Only lines containing "dari" are wanted from the data below. Copy those lines.

───── EXERCISE INPUTS ─────

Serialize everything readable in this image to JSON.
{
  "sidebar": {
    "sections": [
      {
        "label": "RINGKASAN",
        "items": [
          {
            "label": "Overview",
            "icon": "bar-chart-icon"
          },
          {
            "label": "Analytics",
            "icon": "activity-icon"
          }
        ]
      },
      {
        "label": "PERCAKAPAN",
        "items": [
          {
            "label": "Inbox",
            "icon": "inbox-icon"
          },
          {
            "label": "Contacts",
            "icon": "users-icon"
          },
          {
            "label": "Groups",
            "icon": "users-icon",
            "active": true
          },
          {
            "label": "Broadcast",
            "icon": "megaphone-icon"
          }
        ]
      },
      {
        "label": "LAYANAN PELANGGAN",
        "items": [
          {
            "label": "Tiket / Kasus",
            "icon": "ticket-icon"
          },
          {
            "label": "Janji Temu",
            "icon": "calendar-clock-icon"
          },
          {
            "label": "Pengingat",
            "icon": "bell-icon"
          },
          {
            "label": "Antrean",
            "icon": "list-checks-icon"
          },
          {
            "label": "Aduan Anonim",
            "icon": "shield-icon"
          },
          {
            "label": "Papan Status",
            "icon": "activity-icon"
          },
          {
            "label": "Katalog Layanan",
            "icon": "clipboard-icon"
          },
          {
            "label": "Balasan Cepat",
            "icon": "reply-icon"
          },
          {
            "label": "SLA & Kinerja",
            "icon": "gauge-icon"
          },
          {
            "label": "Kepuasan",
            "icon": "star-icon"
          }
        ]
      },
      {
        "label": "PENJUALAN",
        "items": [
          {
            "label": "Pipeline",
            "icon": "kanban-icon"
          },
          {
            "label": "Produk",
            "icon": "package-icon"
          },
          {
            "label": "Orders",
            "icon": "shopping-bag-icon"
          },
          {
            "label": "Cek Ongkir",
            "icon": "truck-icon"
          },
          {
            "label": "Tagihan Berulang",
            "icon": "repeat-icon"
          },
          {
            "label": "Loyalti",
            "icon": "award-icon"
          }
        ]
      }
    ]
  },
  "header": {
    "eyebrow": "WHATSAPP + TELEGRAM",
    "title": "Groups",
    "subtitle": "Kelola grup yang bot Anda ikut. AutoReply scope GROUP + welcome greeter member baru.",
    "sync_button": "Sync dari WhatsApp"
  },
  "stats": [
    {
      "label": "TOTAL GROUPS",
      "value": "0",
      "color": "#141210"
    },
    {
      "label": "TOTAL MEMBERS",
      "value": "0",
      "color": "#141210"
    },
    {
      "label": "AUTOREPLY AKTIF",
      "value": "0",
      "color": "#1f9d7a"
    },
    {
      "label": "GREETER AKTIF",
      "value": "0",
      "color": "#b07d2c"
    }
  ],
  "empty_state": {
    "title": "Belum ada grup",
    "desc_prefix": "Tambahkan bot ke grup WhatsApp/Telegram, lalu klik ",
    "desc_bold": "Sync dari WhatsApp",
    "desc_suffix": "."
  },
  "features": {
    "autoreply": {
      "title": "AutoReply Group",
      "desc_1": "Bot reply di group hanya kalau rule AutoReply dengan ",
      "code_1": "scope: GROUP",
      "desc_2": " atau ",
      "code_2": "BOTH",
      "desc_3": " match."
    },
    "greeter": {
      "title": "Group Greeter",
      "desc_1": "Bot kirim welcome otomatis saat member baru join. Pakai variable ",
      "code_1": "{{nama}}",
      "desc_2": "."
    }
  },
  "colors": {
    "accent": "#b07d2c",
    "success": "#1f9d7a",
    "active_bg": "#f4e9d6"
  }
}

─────

▸ RESULT OF THE EXERCISE
    "sync_button": "Sync dari WhatsApp"
    "desc_bold": "Sync dari WhatsApp",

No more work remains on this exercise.